_Excerpts from a dataset_:
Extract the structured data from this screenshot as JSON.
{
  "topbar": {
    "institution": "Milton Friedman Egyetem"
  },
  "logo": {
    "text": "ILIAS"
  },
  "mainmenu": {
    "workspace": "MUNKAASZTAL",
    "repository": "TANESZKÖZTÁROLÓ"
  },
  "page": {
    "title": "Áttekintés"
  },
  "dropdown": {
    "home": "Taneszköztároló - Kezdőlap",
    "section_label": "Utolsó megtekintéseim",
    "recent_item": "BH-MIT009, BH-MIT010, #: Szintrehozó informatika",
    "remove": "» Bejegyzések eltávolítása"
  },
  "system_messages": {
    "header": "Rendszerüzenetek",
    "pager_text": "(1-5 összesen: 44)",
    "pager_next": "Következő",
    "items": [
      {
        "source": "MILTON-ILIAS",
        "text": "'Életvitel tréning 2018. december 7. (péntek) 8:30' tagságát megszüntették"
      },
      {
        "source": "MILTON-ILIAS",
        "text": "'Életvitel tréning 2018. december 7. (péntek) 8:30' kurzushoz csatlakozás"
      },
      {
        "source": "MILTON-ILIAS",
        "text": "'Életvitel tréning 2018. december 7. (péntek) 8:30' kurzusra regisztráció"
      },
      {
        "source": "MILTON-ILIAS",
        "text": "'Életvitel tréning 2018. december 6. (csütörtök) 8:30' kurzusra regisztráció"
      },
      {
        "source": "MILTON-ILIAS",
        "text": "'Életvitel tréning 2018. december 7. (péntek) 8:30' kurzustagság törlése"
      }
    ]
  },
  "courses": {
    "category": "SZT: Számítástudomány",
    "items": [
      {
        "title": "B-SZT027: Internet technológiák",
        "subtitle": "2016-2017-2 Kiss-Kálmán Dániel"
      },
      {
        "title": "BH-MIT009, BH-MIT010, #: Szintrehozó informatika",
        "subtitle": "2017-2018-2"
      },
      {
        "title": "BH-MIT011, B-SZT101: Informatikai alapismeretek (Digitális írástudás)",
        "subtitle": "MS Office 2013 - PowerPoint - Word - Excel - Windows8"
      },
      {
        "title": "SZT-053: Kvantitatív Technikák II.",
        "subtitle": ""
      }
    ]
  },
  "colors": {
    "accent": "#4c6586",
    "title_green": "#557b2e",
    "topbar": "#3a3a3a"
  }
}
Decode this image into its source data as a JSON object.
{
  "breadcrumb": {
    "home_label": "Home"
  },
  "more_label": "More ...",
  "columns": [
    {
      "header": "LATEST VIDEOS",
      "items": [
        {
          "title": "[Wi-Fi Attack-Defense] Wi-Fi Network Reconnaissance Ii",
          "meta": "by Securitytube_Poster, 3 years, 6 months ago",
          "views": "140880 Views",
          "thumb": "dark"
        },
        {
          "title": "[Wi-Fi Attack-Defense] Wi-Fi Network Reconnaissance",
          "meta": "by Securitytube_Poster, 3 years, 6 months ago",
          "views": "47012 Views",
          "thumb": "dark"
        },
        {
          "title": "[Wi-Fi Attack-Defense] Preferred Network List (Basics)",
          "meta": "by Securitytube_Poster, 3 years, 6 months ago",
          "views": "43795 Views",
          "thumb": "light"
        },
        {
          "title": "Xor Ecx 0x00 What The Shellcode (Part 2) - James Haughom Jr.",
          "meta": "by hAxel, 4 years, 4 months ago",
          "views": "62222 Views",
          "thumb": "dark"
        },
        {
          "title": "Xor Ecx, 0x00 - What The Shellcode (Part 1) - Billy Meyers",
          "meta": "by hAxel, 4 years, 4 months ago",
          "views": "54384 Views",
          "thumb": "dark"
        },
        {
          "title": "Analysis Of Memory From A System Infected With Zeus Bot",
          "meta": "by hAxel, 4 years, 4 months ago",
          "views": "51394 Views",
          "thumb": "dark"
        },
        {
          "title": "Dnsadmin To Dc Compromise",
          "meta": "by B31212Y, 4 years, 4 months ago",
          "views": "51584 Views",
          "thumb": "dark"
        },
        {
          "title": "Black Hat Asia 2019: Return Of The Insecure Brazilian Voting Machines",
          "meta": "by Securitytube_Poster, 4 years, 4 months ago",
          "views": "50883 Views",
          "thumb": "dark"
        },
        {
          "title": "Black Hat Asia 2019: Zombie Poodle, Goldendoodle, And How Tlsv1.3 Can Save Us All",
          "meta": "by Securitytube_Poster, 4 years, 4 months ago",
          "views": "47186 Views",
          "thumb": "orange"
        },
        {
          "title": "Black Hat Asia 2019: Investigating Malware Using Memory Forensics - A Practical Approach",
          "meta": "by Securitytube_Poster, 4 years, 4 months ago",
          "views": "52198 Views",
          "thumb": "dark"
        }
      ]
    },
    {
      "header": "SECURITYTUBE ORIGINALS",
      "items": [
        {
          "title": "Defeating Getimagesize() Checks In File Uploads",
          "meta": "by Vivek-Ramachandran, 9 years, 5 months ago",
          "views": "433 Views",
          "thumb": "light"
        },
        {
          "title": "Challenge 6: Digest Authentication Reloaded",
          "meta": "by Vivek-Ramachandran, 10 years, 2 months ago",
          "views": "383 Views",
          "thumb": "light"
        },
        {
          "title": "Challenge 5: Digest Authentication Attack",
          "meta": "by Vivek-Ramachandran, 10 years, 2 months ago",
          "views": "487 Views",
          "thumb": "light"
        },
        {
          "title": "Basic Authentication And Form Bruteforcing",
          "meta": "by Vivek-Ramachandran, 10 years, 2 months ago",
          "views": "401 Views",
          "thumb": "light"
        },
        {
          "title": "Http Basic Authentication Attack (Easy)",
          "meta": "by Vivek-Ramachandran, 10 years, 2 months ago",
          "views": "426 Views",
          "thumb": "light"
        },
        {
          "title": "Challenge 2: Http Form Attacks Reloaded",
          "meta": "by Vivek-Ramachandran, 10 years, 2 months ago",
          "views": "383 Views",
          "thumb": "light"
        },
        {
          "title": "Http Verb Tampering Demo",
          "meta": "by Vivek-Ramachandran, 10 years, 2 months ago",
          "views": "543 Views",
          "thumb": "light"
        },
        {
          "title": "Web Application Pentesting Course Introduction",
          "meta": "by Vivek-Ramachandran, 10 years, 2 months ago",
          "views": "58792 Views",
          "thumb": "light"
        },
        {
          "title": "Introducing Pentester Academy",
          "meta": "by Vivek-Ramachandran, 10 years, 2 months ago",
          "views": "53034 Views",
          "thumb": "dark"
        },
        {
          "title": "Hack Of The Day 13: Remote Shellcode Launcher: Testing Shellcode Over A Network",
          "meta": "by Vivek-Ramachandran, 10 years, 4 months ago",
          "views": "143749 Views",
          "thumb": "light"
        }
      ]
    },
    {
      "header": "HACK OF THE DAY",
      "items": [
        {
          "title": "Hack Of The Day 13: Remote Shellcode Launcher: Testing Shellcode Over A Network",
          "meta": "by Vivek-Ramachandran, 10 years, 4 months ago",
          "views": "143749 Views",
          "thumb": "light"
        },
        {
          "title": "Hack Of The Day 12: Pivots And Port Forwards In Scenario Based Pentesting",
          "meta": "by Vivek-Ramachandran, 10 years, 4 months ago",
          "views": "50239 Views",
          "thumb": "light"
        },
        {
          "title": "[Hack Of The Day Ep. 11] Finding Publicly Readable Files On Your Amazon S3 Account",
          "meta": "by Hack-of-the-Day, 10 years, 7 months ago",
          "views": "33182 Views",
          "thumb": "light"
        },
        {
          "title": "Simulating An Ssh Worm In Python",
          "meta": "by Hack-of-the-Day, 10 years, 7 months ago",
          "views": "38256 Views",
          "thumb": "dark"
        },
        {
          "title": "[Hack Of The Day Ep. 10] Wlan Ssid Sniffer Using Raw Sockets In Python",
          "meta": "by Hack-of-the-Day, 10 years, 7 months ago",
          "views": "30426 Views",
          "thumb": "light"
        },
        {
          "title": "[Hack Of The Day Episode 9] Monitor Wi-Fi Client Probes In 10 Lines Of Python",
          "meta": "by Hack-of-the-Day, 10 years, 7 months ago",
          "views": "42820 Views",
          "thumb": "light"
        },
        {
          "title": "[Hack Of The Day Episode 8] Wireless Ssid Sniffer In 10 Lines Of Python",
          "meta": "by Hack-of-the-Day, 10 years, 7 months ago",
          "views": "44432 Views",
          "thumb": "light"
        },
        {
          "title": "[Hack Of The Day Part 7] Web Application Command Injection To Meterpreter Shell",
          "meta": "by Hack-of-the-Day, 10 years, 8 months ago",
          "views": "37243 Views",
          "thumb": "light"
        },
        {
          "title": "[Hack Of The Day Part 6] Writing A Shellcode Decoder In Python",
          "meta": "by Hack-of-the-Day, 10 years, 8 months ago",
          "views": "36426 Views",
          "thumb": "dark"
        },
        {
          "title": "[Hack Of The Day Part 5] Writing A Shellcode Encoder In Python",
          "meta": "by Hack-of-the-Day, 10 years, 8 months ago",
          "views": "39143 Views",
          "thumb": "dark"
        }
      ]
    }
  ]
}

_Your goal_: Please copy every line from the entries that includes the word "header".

_Reply_:
    "header": "Rendszerüzenetek",
      "header": "LATEST VIDEOS",
      "header": "SECURITYTUBE ORIGINALS",
      "header": "HACK OF THE DAY",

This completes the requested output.